High Temp Last 13 Days

Most noticeable is the cleaner airmass over us.  Everyone in the metro area is breathing GOOD air quality this evening


You probably noticed there is still high-level smoke overhead, evidenced by the yellowish sunshine.  Even that goes away Friday as upper-level winds turn westerly for a few days.

We are getting another push of marine air this evening and models show low clouds coming up mainly the Columbia River for a gray start in much of Cowlitz, Clark, and Multnomah counties Friday.  After that you can expect a very BLUE sky overhead since that smoke should be gone.

As expected, thunderstorms have fired up across central and eastern Oregon this evening.  Take a look at the 100+ cloud/ground strikes in the past half hour

KPTV 2017 Default Earth

Many of these are producing very little rain so obviously this is a huge concern for fire starts.  Hopefully new fires remain small.  I saw what appears to be a new fire producing a large smoke plume just southwest of Summer Lake earlier this afternoon on GOES-16 imagery.

What’s ahead?  Typical late August weather…a little heat, but cooler periods as well.  It’s pretty obvious we have passed the worst of summer.  That is normal for us.  Nights are getting longer; giving us cooler nights.  In fact even the middle of the metro area should drop into the mid 50s tonight and tomorrow night.  Nice.

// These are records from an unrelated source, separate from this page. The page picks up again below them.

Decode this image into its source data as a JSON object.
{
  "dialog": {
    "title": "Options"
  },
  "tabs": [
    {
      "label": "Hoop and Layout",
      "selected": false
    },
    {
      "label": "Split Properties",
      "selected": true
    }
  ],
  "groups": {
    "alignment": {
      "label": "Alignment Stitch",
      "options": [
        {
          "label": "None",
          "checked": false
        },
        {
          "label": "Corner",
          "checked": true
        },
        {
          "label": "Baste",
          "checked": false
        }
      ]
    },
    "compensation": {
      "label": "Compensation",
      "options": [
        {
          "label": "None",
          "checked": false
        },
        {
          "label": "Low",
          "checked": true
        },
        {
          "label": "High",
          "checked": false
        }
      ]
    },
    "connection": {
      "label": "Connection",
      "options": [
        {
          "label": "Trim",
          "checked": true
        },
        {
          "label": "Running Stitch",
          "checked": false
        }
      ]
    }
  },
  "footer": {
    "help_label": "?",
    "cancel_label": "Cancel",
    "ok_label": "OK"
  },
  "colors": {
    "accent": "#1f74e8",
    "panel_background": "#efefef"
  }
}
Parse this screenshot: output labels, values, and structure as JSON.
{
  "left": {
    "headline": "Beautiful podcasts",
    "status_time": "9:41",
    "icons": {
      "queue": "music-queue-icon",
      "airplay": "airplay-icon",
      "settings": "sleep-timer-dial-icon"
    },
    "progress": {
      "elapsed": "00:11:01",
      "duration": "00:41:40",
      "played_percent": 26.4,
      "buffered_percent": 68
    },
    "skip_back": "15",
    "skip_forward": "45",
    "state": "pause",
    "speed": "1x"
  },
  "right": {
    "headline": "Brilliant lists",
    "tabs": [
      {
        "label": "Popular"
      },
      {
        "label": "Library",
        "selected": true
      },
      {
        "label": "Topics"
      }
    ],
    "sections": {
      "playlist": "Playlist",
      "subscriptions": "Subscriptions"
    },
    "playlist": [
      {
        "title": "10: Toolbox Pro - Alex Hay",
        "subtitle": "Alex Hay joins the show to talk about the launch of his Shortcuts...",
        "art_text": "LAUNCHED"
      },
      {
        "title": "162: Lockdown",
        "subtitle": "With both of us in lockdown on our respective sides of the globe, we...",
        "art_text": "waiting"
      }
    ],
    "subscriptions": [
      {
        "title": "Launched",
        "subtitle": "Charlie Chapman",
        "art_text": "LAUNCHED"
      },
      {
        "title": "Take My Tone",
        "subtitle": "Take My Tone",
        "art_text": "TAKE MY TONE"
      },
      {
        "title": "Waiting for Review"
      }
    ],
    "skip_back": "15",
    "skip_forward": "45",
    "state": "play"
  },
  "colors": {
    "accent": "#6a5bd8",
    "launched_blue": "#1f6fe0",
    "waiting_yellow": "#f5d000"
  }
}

There should be one more brief hot period Sunday-Tuesday, then cooling again later next week.  Notice the good agreement on the ECMWF ensemble chart; a peak around Monday/Tuesday, then quite a dip later next week before more warming.


Down here at ground level that translates to high temps back into the 90s early in the week and then back down around 80 (or below) a week from now.  This is what the same ECMWF model thinks Portland will look like over the next 10+ days

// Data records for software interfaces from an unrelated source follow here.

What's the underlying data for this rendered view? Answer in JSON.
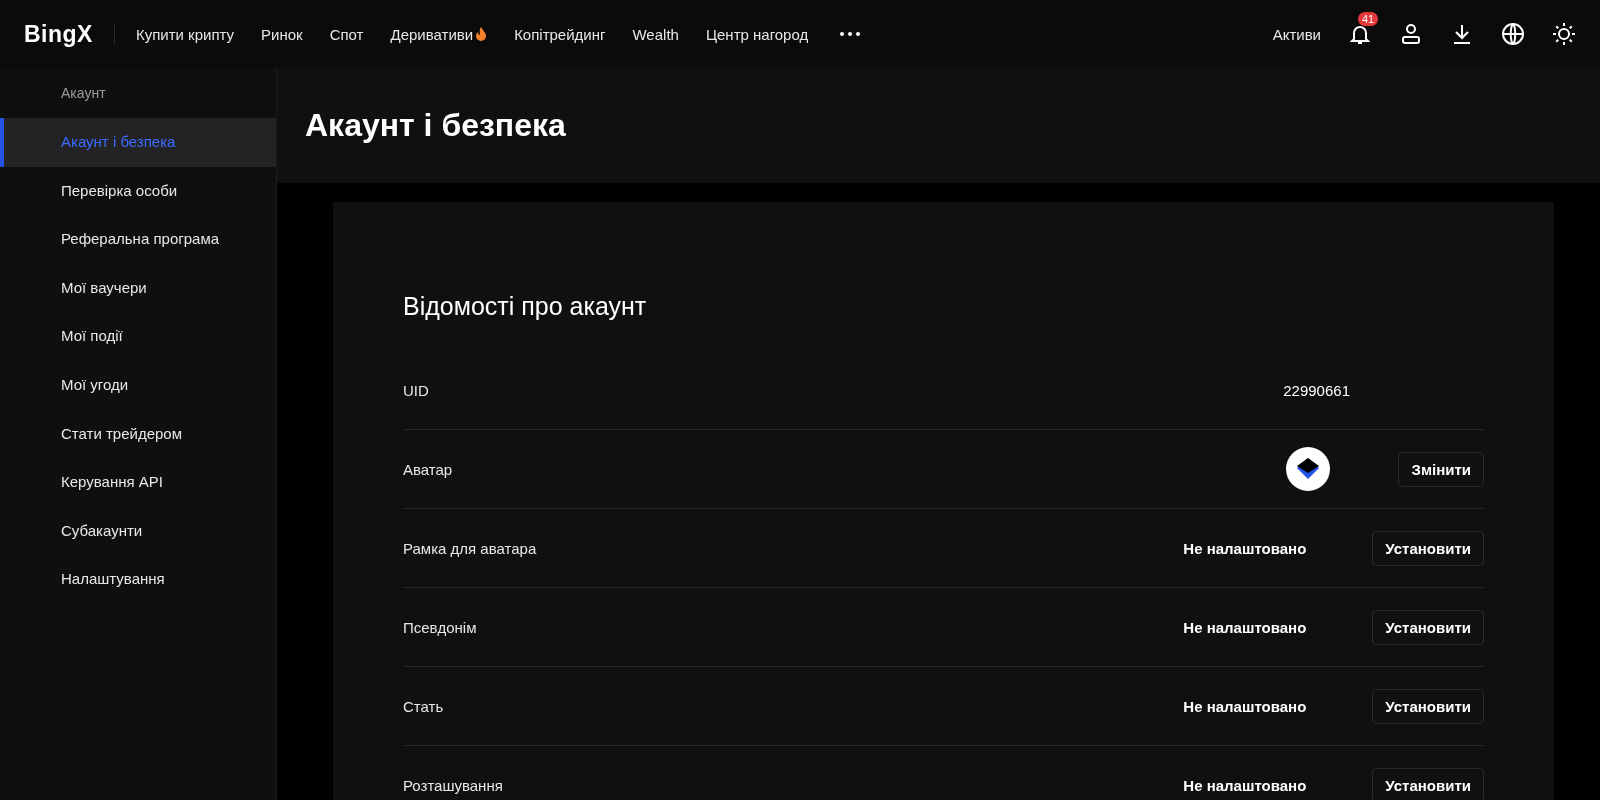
{
  "header": {
    "logo": "BingX",
    "nav": [
      {
        "label": "Купити крипту",
        "hot": false
      },
      {
        "label": "Ринок",
        "hot": false
      },
      {
        "label": "Спот",
        "hot": false
      },
      {
        "label": "Деривативи",
        "hot": true
      },
      {
        "label": "Копітрейдинг",
        "hot": false
      },
      {
        "label": "Wealth",
        "hot": false
      },
      {
        "label": "Центр нагород",
        "hot": false
      }
    ],
    "assets": "Активи",
    "notification_count": "41"
  },
  "sidebar": {
    "section": "Акаунт",
    "items": [
      {
        "label": "Акаунт і безпека",
        "selected": true
      },
      {
        "label": "Перевірка особи",
        "selected": false
      },
      {
        "label": "Реферальна програма",
        "selected": false
      },
      {
        "label": "Мої ваучери",
        "selected": false
      },
      {
        "label": "Мої події",
        "selected": false
      },
      {
        "label": "Мої угоди",
        "selected": false
      },
      {
        "label": "Стати трейдером",
        "selected": false
      },
      {
        "label": "Керування API",
        "selected": false
      },
      {
        "label": "Субакаунти",
        "selected": false
      },
      {
        "label": "Налаштування",
        "selected": false
      }
    ]
  },
  "page_title": "Акаунт і безпека",
  "card": {
    "title": "Відомості про акаунт",
    "rows": [
      {
        "kind": "text",
        "label": "UID",
        "value": "22990661"
      },
      {
        "kind": "avatar",
        "label": "Аватар",
        "button": "Змінити"
      },
      {
        "kind": "setting",
        "label": "Рамка для аватара",
        "value": "Не налаштовано",
        "button": "Установити"
      },
      {
        "kind": "setting",
        "label": "Псевдонім",
        "value": "Не налаштовано",
        "button": "Установити"
      },
      {
        "kind": "setting",
        "label": "Стать",
        "value": "Не налаштовано",
        "button": "Установити"
      },
      {
        "kind": "setting",
        "label": "Розташування",
        "value": "Не налаштовано",
        "button": "Установити"
      }
    ]
  }
}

Rain?  Unlikely we’ll see anything other than sprinkles out of marine clouds the next 10 days.  Only 6 out of 51 ensemble members bring .10″ or more to Portland in the next 2 weeks.

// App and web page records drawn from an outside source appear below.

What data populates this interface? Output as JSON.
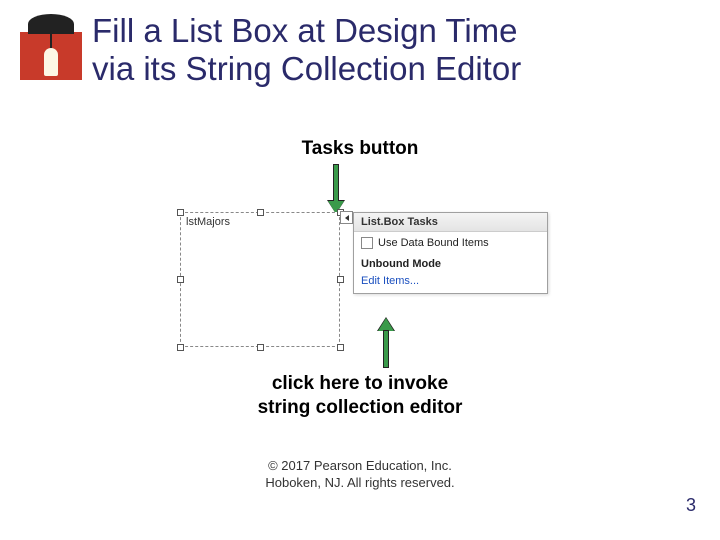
{
  "title_line1": "Fill a List Box at Design Time",
  "title_line2": "via its String Collection Editor",
  "annotation_top": "Tasks button",
  "listbox_name": "lstMajors",
  "tasks_panel": {
    "title": "List.Box Tasks",
    "checkbox_label": "Use Data Bound Items",
    "section": "Unbound Mode",
    "link": "Edit Items..."
  },
  "annotation_bottom_line1": "click here to invoke",
  "annotation_bottom_line2": "string collection editor",
  "copyright_line1": "© 2017 Pearson Education, Inc.",
  "copyright_line2": "Hoboken, NJ. All rights reserved.",
  "page_number": "3"
}
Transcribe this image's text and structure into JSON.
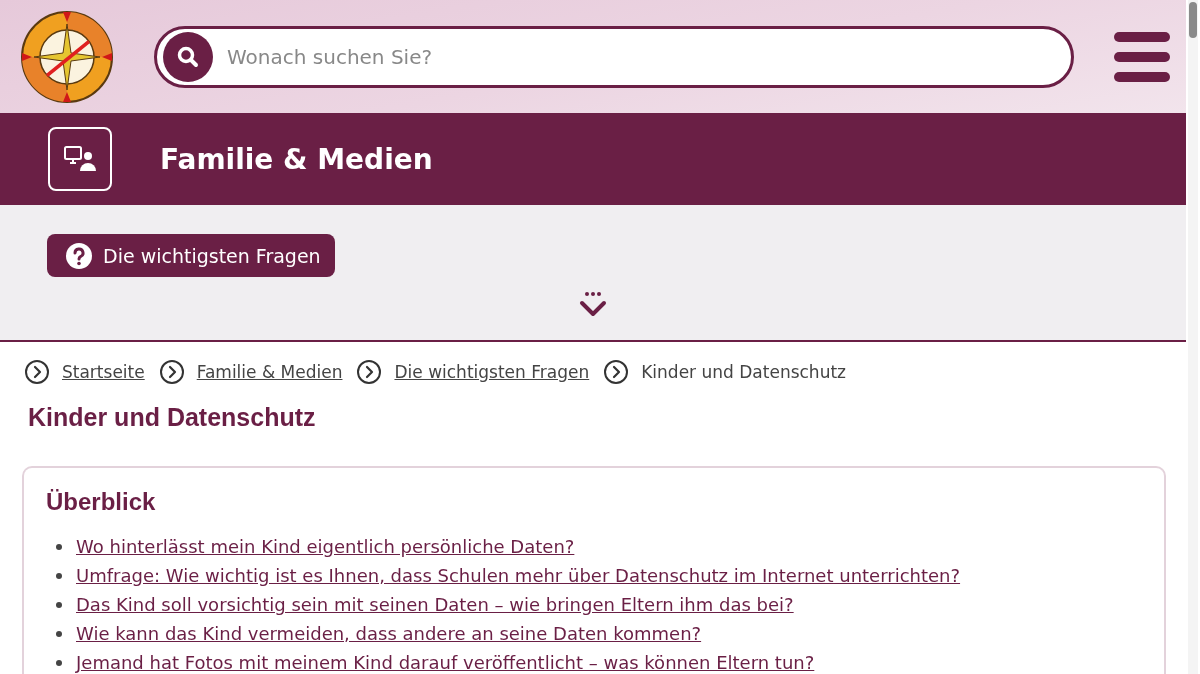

Chief Meteorologist Mark Nelsen

Thick Fire Smoke Is Back; But It Keeps The Heat Away

August 14, 2018

9:30am Tuesday

It’s back! For the first time since last summer’s Eagle Creek Fire,  the Portland metro area is basking in thick low-level fire smoke. This type of smoke with lowered visibility is what SW Oregon has been dealing with for a month!  Here’s a pic from Andrew Mork


Air quality is in the UNHEALTHY category across the Portland metro area and Columbia River Gorge this morning.


Up until this point we’ve only seen smoke high overhead. Easterly wind has brought smoke from Eastern Washington down into our area. It should clean out quite a bit tomorrow with a switch back to westerly wind. Air quality sensors from Oregon DEQ show UNHEALTHY air over us right now due to those smoke particles. Notice it only extends into the metro area with cleaner air down in the Willamette Valley.

The easterly flow this morning is the strongest we have seen since June.  Wind has been gusting up around 40 mph the past few hours at Crown Point in the western Gorge and Corbett was just about the warmest place in the metro area last night…only briefly dipping into the upper 60s due to mixing from the wind.

The wind goes back to westerly at low levels tomorrow which should clear us out quite a bit, but we’ll still be left with all the high level smoke as we’ve seen the past few days.  Fires are burning north of us in Canada, northern Washington, and to our south in SW Oregon.  It’s hard to get out of the smoke until flow goes westerly at all levels; we’ll likely not get totally out of it until Friday west of the Cascades.  Note the HRRR experimental smoke model forecast for Wednesday afternoon has the entire Pacific Northwest bathed in a smoke layer of some sort.  Click the image for a loop


The one HUGE benefit is that the smoke layer is going to keep temperatures well below what we would typically see with this airmass.  We have easterly offshore flow plus an 850mb temp of +20 on the morning sounding at Salem.  Models are forecasting +22 by this afternoon.  Under blue skies I would forecast a high of 100 this afternoon.  I think 90-93 is more likely due to the smoke…hot, but nothing crazy hot.

Chief Meteorologist Mark Nelsen